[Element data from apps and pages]
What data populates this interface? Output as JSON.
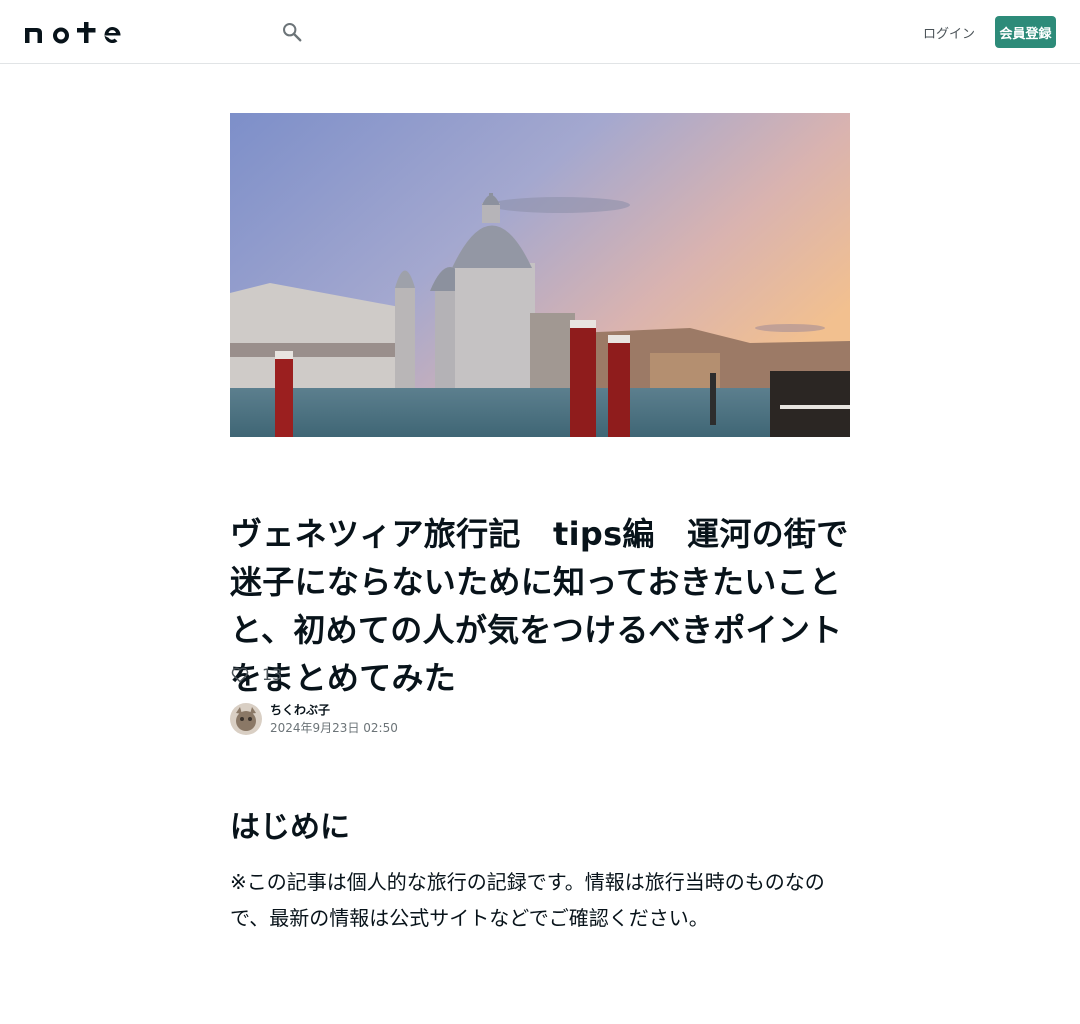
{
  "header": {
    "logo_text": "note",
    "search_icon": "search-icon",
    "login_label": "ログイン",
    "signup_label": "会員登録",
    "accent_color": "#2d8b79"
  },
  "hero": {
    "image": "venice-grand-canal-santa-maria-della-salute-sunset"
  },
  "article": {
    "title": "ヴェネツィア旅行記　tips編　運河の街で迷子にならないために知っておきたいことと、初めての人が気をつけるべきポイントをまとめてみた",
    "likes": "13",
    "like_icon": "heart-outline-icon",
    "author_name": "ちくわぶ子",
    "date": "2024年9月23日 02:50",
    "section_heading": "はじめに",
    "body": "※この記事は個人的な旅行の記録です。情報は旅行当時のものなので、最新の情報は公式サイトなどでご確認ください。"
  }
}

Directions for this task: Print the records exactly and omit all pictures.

Reply:
What data populates this interface? Output as JSON.
{
  "header": {
    "logo_text": "note",
    "search_icon": "search-icon",
    "login_label": "ログイン",
    "signup_label": "会員登録",
    "accent_color": "#2d8b79"
  },
  "hero": {
    "image": "venice-grand-canal-santa-maria-della-salute-sunset"
  },
  "article": {
    "title": "ヴェネツィア旅行記　tips編　運河の街で迷子にならないために知っておきたいことと、初めての人が気をつけるべきポイントをまとめてみた",
    "likes": "13",
    "like_icon": "heart-outline-icon",
    "author_name": "ちくわぶ子",
    "date": "2024年9月23日 02:50",
    "section_heading": "はじめに",
    "body": "※この記事は個人的な旅行の記録です。情報は旅行当時のものなので、最新の情報は公式サイトなどでご確認ください。"
  }
}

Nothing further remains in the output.